(Beginning of The input)
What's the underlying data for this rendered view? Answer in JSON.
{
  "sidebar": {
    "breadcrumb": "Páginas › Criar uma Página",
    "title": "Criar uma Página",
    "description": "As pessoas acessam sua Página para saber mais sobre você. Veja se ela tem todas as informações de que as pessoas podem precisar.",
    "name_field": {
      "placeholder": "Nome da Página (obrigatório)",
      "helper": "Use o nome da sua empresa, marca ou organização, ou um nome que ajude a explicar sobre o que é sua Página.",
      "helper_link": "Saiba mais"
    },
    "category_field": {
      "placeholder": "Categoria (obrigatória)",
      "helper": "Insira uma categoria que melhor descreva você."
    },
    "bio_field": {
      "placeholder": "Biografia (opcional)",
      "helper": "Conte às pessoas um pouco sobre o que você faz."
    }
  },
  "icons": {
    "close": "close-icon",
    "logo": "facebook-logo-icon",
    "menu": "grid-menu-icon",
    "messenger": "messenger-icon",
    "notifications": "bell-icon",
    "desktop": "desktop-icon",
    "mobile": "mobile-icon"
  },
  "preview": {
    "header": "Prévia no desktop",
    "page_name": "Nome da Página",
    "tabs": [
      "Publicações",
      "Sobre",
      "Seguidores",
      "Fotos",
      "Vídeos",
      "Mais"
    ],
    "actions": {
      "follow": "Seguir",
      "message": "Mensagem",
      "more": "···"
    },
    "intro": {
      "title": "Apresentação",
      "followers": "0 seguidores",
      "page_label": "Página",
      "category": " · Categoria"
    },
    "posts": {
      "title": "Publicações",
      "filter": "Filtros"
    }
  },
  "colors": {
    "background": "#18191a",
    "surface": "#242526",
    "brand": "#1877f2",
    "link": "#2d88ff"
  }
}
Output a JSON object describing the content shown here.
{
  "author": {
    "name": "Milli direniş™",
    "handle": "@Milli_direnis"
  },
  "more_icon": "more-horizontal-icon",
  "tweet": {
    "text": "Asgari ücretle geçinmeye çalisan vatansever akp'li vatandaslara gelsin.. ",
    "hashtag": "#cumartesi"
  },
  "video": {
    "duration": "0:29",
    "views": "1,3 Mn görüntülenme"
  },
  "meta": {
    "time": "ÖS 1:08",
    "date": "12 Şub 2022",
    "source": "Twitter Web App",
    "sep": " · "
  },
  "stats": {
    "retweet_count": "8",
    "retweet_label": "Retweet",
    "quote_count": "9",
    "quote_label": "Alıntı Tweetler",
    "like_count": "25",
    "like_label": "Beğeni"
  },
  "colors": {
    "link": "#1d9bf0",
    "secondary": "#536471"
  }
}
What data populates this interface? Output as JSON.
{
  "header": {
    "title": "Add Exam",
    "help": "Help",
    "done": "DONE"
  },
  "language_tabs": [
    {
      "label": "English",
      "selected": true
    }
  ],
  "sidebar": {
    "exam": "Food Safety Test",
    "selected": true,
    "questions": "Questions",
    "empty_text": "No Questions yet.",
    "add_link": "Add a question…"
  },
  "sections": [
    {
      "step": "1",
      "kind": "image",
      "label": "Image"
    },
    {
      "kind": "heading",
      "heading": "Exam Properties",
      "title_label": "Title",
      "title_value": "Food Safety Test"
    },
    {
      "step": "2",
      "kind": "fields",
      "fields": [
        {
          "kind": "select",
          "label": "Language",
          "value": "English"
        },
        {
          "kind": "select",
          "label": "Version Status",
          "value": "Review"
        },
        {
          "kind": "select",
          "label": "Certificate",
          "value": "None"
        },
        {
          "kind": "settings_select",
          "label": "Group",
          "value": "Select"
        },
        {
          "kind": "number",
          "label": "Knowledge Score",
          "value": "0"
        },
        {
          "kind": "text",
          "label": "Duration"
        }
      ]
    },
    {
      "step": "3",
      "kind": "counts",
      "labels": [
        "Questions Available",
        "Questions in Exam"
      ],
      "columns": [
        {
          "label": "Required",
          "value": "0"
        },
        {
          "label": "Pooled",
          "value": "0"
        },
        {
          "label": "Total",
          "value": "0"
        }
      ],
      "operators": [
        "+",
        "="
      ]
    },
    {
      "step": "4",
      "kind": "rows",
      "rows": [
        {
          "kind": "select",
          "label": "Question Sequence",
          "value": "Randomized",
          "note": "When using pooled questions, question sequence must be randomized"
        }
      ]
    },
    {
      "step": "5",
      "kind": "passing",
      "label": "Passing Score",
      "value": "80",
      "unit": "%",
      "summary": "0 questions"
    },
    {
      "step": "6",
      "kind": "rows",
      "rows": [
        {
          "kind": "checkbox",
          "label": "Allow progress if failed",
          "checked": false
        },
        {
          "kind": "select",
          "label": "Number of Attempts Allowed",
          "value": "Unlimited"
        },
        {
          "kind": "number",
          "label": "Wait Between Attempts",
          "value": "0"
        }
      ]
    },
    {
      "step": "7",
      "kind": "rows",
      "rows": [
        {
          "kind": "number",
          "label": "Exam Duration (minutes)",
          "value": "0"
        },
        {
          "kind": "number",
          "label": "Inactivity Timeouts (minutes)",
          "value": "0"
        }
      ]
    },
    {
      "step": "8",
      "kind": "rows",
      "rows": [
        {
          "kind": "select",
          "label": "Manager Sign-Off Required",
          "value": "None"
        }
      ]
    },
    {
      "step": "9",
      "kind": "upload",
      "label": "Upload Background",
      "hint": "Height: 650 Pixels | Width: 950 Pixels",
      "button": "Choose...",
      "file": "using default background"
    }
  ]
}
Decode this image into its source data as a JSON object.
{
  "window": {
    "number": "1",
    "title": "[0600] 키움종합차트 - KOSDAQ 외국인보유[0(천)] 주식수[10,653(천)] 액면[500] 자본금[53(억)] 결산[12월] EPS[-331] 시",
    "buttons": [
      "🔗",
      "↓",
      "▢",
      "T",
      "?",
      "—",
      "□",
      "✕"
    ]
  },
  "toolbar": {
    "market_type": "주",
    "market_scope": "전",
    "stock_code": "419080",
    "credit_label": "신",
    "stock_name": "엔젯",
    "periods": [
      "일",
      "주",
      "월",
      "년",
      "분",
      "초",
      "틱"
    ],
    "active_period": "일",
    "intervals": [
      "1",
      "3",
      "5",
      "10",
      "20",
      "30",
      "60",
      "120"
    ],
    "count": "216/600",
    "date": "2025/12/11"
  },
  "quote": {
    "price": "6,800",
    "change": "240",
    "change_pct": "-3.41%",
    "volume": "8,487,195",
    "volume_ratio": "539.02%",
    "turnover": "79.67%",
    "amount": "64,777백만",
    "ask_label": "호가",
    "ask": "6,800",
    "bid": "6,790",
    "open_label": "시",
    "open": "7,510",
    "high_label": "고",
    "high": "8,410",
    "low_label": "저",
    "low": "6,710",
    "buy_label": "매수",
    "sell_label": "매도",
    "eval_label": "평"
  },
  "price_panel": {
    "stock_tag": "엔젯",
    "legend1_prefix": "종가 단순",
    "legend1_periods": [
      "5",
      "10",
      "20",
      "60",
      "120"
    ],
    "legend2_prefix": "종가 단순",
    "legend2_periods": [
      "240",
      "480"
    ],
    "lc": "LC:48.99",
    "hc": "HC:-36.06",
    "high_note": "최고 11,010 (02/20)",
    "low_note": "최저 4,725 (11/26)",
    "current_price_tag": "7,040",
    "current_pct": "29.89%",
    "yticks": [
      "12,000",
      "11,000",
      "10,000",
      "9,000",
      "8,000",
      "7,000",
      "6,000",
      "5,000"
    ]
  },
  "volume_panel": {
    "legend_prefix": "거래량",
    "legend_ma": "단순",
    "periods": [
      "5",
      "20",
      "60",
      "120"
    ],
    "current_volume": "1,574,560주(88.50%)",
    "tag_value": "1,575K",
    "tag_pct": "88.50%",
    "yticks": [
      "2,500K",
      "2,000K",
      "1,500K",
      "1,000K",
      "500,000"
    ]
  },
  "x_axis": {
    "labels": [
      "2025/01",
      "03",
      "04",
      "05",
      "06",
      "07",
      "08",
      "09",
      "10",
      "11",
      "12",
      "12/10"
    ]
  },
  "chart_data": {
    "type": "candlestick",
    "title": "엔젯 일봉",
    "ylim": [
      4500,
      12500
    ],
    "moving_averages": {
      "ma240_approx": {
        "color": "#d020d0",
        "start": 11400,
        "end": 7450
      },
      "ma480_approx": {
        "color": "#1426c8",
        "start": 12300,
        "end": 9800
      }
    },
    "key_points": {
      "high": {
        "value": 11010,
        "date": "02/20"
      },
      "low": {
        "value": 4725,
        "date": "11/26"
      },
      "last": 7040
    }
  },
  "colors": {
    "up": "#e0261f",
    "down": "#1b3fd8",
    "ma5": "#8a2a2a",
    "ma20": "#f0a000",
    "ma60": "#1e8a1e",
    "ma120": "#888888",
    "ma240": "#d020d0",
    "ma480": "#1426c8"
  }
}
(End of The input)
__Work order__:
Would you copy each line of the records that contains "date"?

__Problem solution__:
    "date": "12 Şub 2022",
    "date": "2025/12/11"
        "date": "02/20"
        "date": "11/26"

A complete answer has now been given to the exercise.